Zadie Smith burst onto the literary scene, like a dazzling meteor, with the publication of White Teeth in 2000, written while studying English literature at Cambridge.
That debut novel captures perfectly the complicated relationships between the English and migrants, particularly those from the old colonial countries. Based in her native north-west London, as most of Smith’s novels are, friends Archie Jones and Samad Iqbal are beautifully drawn characters, with depth and warmth. Their story and the writing linger long in the memory.
Swing Time also has its roots in north London. Two young brown girls (mixed race, like Smith herself) meet at a community dance class. Tracey is talented and wild. The never-named narrator is smarter, but not such a great dancer.
The novel tracks their stories and relationship over the next 25 years of adolescence and young adult life.
Tracey has some brief but minor stage success, but descends into council estate poverty, with bitterness and with several children from different fathers.
The narrator finds that a weird globetrotting existence, as PA for a Madonna-like superstar, suits her aimless ambition. With no life of her own, she is glued to Aimee’s whims and changing directions. Based mainly in London and New York, as the writer herself is, the story takes on a different dimension when Aimee decides to fund a girls’ school in West Africa.
The lesser characters in Swing Time are subtly drawn. Aimee is besotted with much younger Lamin, from the African village, and wants him to become part of her inner circle. Beautiful young Hawa, also from the village, chooses a different escape route. Intellectual philanthropic facilitator Fernando from Brazil falls in love with the narrator.
The novel has been well received, but I’m afraid it falls short of the lasting impression I had after turning the final page of White Teeth. Zadie Smith’s novels have won prizes, she is often included in most influential people lists, and she lives a gilded life spanning New York and London. But somehow Swing Time feels a little too much like a hook for her personal concerns and political beliefs, than a well-formed story with wholly believable characters.

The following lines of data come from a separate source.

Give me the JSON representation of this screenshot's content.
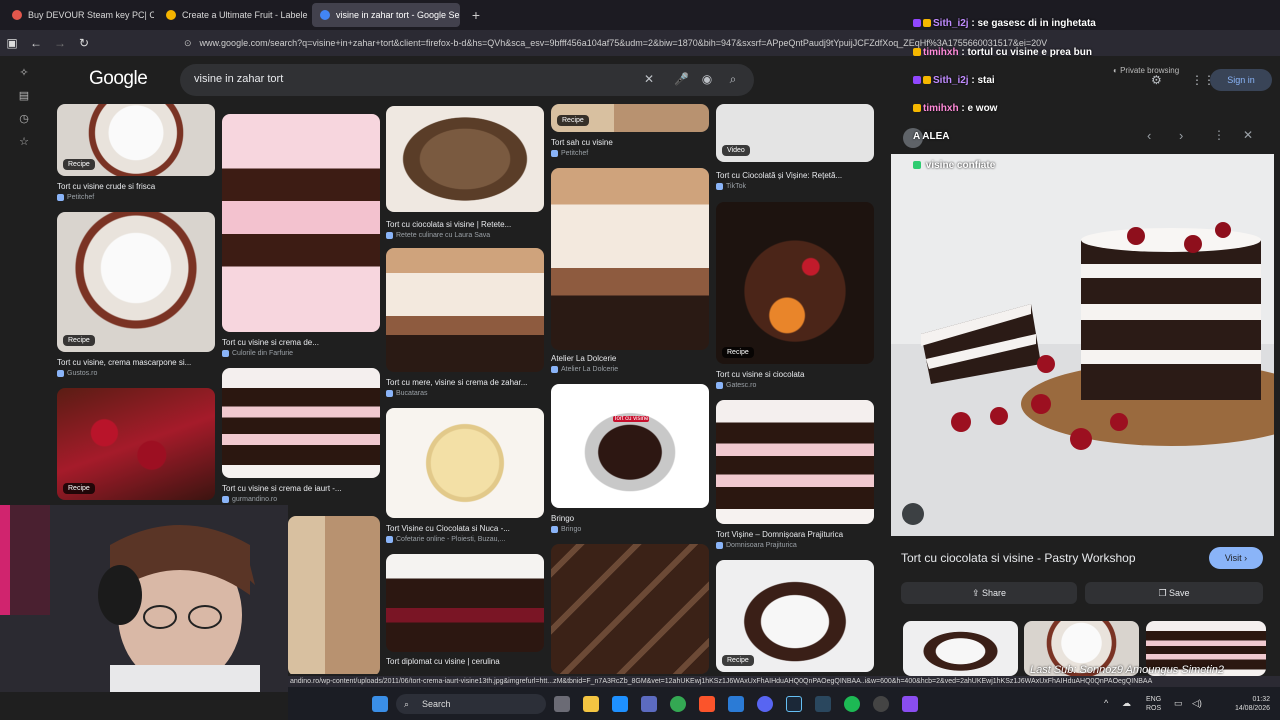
{
  "tabs": [
    {
      "label": "Buy DEVOUR Steam key PC| Ch",
      "active": false,
      "color": "#e2574c"
    },
    {
      "label": "Create a Ultimate Fruit - Labele",
      "active": false,
      "color": "#f4b400"
    },
    {
      "label": "visine in zahar tort - Google Se",
      "active": true,
      "color": "#4285f4"
    }
  ],
  "url": "www.google.com/search?q=visine+in+zahar+tort&client=firefox-b-d&hs=QVh&sca_esv=9bfff456a104af75&udm=2&biw=1870&bih=947&sxsrf=APpeQntPaudj9tYpuijJCFZdfXoq_ZEqHf%3A1755660031517&ei=20V",
  "google": {
    "logo": "Google",
    "query": "visine in zahar tort"
  },
  "results": [
    {
      "title": "Tort cu visine crude si frisca",
      "source": "Petitchef",
      "badge": "Recipe"
    },
    {
      "title": "Tort cu visine, crema mascarpone si...",
      "source": "Gustos.ro",
      "badge": "Recipe"
    },
    {
      "title": "",
      "source": "",
      "badge": "Recipe"
    },
    {
      "title": "Tort cu visine si crema de...",
      "source": "Culorile din Farfurie",
      "badge": ""
    },
    {
      "title": "Tort cu visine si crema de iaurt -...",
      "source": "gurmandino.ro",
      "badge": ""
    },
    {
      "title": "Tort cu ciocolata si visine | Retete...",
      "source": "Retete culinare cu Laura Sava",
      "badge": ""
    },
    {
      "title": "Tort cu mere, visine si crema de zahar...",
      "source": "Bucataras",
      "badge": ""
    },
    {
      "title": "Tort Visine cu Ciocolata si Nuca -...",
      "source": "Cofetarie online - Ploiesti, Buzau,...",
      "badge": ""
    },
    {
      "title": "Tort diplomat cu visine | cerulina",
      "source": "",
      "badge": ""
    },
    {
      "title": "Tort sah cu visine",
      "source": "Petitchef",
      "badge": "Recipe"
    },
    {
      "title": "Atelier La Dolcerie",
      "source": "Atelier La Dolcerie",
      "badge": ""
    },
    {
      "title": "Bringo",
      "source": "Bringo",
      "badge": ""
    },
    {
      "title": "Tort cu Ciocolată și Vișine: Rețetă...",
      "source": "TikTok",
      "badge": "Video"
    },
    {
      "title": "Tort cu visine si ciocolata",
      "source": "Gatesc.ro",
      "badge": "Recipe"
    },
    {
      "title": "Tort Vișine – Domnișoara Prajiturica",
      "source": "Domnisoara Prajiturica",
      "badge": ""
    },
    {
      "title": "",
      "source": "",
      "badge": "Recipe"
    }
  ],
  "box_label": "Tort cu visine",
  "chat": [
    {
      "user": "Sith_i2j",
      "text": "se gasesc di in inghetata"
    },
    {
      "user": "timihxh",
      "text": "tortul cu visine e prea bun"
    },
    {
      "user": "Sith_i2j",
      "text": "stai"
    },
    {
      "user": "timihxh",
      "text": "e wow"
    },
    {
      "user": "",
      "text": "A ALEA"
    },
    {
      "user": "",
      "text": "visine confiate"
    }
  ],
  "header_right": {
    "private": "Private browsing",
    "signin": "Sign in"
  },
  "preview": {
    "title": "Tort cu ciocolata si visine - Pastry Workshop",
    "visit": "Visit",
    "share": "Share",
    "save": "Save"
  },
  "status_url": "andino.ro/wp-content/uploads/2011/06/tort-crema-iaurt-visine13th.jpg&imgrefurl=htt...zM&tbnid=F_n7A3RcZb_8GM&vet=12ahUKEwj1hKSz1J6WAxUxFhAIHduAHQ0QnPAOegQINBAA..i&w=600&h=400&hcb=2&ved=2ahUKEwj1hKSz1J6WAxUxFhAIHduAHQ0QnPAOegQINBAA",
  "watermark": "Last Sub: Sonnoz9 Amoungus Simetin2",
  "taskbar": {
    "search": "Search",
    "lang1": "ENG",
    "lang2": "ROS",
    "time": "01:32",
    "date": "14/08/2026"
  }
}
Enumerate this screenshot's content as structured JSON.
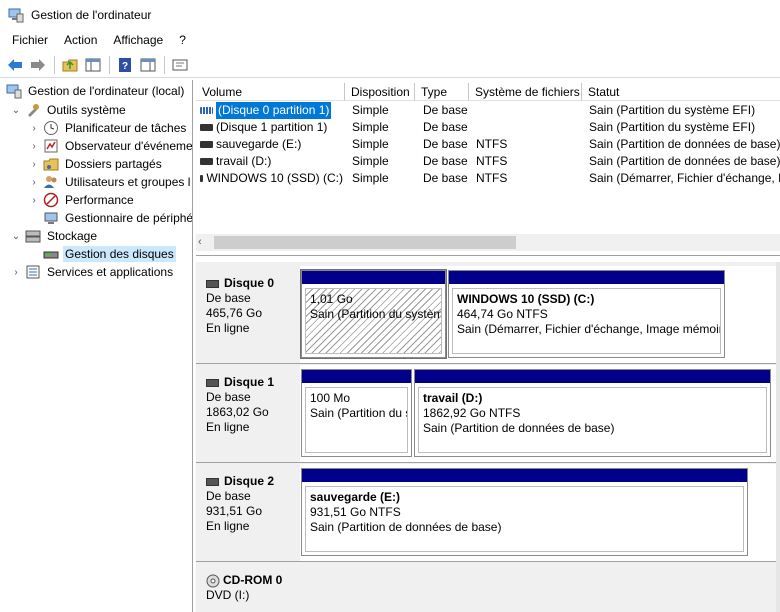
{
  "window": {
    "title": "Gestion de l'ordinateur"
  },
  "menu": [
    "Fichier",
    "Action",
    "Affichage",
    "?"
  ],
  "tree": {
    "root": "Gestion de l'ordinateur (local)",
    "system_tools": "Outils système",
    "task_scheduler": "Planificateur de tâches",
    "event_viewer": "Observateur d'événeme",
    "shared_folders": "Dossiers partagés",
    "users_groups": "Utilisateurs et groupes l",
    "performance": "Performance",
    "device_manager": "Gestionnaire de périphé",
    "storage": "Stockage",
    "disk_management": "Gestion des disques",
    "services": "Services et applications"
  },
  "list": {
    "columns": [
      "Volume",
      "Disposition",
      "Type",
      "Système de fichiers",
      "Statut"
    ],
    "rows": [
      {
        "volume": "(Disque 0 partition 1)",
        "layout": "Simple",
        "type": "De base",
        "fs": "",
        "status": "Sain (Partition du système EFI)"
      },
      {
        "volume": "(Disque 1 partition 1)",
        "layout": "Simple",
        "type": "De base",
        "fs": "",
        "status": "Sain (Partition du système EFI)"
      },
      {
        "volume": "sauvegarde (E:)",
        "layout": "Simple",
        "type": "De base",
        "fs": "NTFS",
        "status": "Sain (Partition de données de base)"
      },
      {
        "volume": "travail (D:)",
        "layout": "Simple",
        "type": "De base",
        "fs": "NTFS",
        "status": "Sain (Partition de données de base)"
      },
      {
        "volume": "WINDOWS 10 (SSD) (C:)",
        "layout": "Simple",
        "type": "De base",
        "fs": "NTFS",
        "status": "Sain (Démarrer, Fichier d'échange, In"
      }
    ]
  },
  "disks": [
    {
      "name": "Disque 0",
      "kind": "De base",
      "size": "465,76 Go",
      "state": "En ligne",
      "partitions": [
        {
          "title": "",
          "size": "1,01 Go",
          "status": "Sain (Partition du systèm"
        },
        {
          "title": "WINDOWS 10 (SSD)  (C:)",
          "size": "464,74 Go NTFS",
          "status": "Sain (Démarrer, Fichier d'échange, Image mémoir"
        }
      ]
    },
    {
      "name": "Disque 1",
      "kind": "De base",
      "size": "1863,02 Go",
      "state": "En ligne",
      "partitions": [
        {
          "title": "",
          "size": "100 Mo",
          "status": "Sain (Partition du s"
        },
        {
          "title": "travail  (D:)",
          "size": "1862,92 Go NTFS",
          "status": "Sain (Partition de données de base)"
        }
      ]
    },
    {
      "name": "Disque 2",
      "kind": "De base",
      "size": "931,51 Go",
      "state": "En ligne",
      "partitions": [
        {
          "title": "sauvegarde  (E:)",
          "size": "931,51 Go NTFS",
          "status": "Sain (Partition de données de base)"
        }
      ]
    },
    {
      "name": "CD-ROM 0",
      "kind": "DVD (I:)"
    }
  ],
  "colors": {
    "partition_header": "#00008b",
    "selection": "#0078d7",
    "tree_selection": "#cce8ff"
  }
}
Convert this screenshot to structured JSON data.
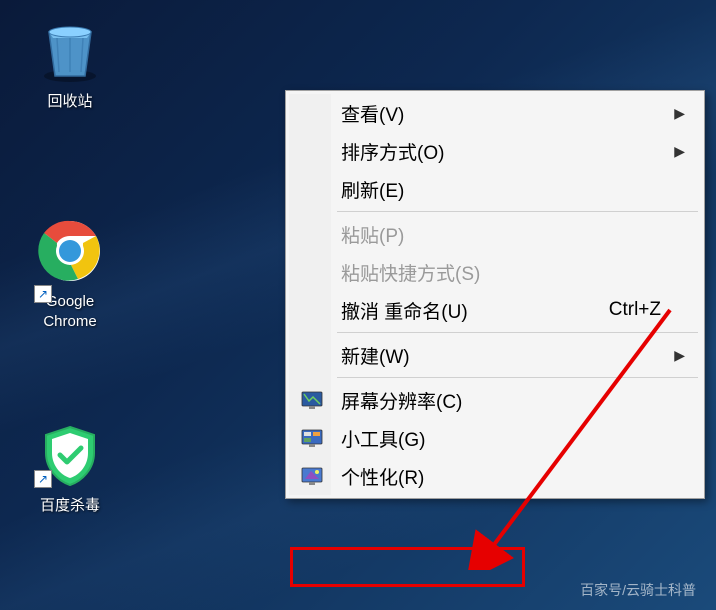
{
  "desktop": {
    "recycle_bin": {
      "label": "回收站"
    },
    "chrome": {
      "label_line1": "Google",
      "label_line2": "Chrome"
    },
    "baidu_av": {
      "label": "百度杀毒"
    }
  },
  "context_menu": {
    "view": {
      "label": "查看(V)",
      "has_submenu": true
    },
    "sort": {
      "label": "排序方式(O)",
      "has_submenu": true
    },
    "refresh": {
      "label": "刷新(E)"
    },
    "paste": {
      "label": "粘贴(P)",
      "disabled": true
    },
    "paste_shortcut": {
      "label": "粘贴快捷方式(S)",
      "disabled": true
    },
    "undo_rename": {
      "label": "撤消 重命名(U)",
      "shortcut": "Ctrl+Z"
    },
    "new": {
      "label": "新建(W)",
      "has_submenu": true
    },
    "screen_resolution": {
      "label": "屏幕分辨率(C)"
    },
    "gadgets": {
      "label": "小工具(G)"
    },
    "personalize": {
      "label": "个性化(R)"
    }
  },
  "watermark": "百家号/云骑士科普"
}
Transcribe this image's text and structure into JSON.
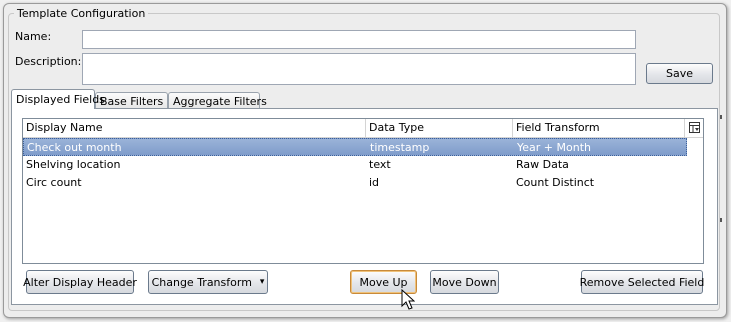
{
  "group": {
    "title": "Template Configuration"
  },
  "form": {
    "name_label": "Name:",
    "name_value": "",
    "description_label": "Description:",
    "description_value": "",
    "save_label": "Save"
  },
  "tabs": [
    {
      "label": "Displayed Fields",
      "active": true
    },
    {
      "label": "Base Filters",
      "active": false
    },
    {
      "label": "Aggregate Filters",
      "active": false
    }
  ],
  "grid": {
    "columns": [
      "Display Name",
      "Data Type",
      "Field Transform"
    ],
    "rows": [
      {
        "display_name": "Check out month",
        "data_type": "timestamp",
        "field_transform": "Year + Month",
        "selected": true
      },
      {
        "display_name": "Shelving location",
        "data_type": "text",
        "field_transform": "Raw Data",
        "selected": false
      },
      {
        "display_name": "Circ count",
        "data_type": "id",
        "field_transform": "Count Distinct",
        "selected": false
      }
    ]
  },
  "actions": {
    "alter_header": "Alter Display Header",
    "change_transform": "Change Transform",
    "dropdown_arrow": "▾",
    "move_up": "Move Up",
    "move_down": "Move Down",
    "remove_field": "Remove Selected Field"
  },
  "colors": {
    "selection": "#8aa6d1",
    "focus_border": "#c88a3a"
  }
}
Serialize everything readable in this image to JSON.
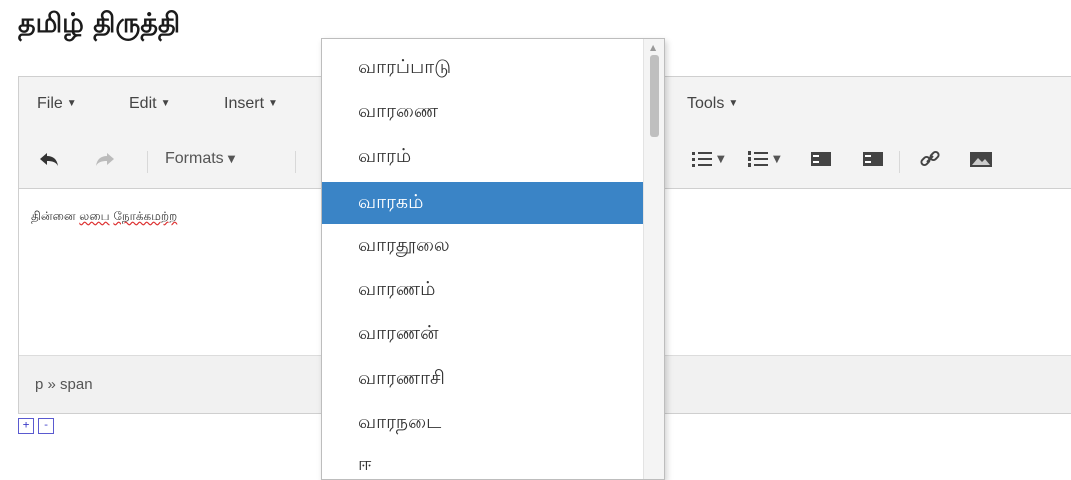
{
  "page": {
    "title": "தமிழ் திருத்தி"
  },
  "menubar": {
    "items": [
      {
        "label": "File"
      },
      {
        "label": "Edit"
      },
      {
        "label": "Insert"
      },
      {
        "label": "Tools"
      }
    ]
  },
  "toolbar": {
    "formats_label": "Formats",
    "icons": [
      "undo-icon",
      "redo-icon",
      "bullet-list-icon",
      "numbered-list-icon",
      "outdent-icon",
      "indent-icon",
      "link-icon",
      "image-icon"
    ]
  },
  "editor": {
    "content_words": [
      "தின்னை",
      "லபை",
      "நோக்கமற்ற"
    ]
  },
  "statusbar": {
    "path": "p » span"
  },
  "zoom": {
    "plus": "+",
    "minus": "-"
  },
  "dropdown": {
    "items": [
      {
        "label": "வாரப்பாடு"
      },
      {
        "label": "வாரணை"
      },
      {
        "label": "வாரம்"
      },
      {
        "label": "வாரகம்",
        "selected": true
      },
      {
        "label": "வாரதூலை"
      },
      {
        "label": "வாரணம்"
      },
      {
        "label": "வாரணன்"
      },
      {
        "label": "வாரணாசி"
      },
      {
        "label": "வாரநடை"
      },
      {
        "label": "ஈ"
      }
    ],
    "selected_color": "#3a84c6"
  }
}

Maybe I’m being excessively critical, but you set the bar very high with White Teeth, Ms Smith. Can you please find another meteor?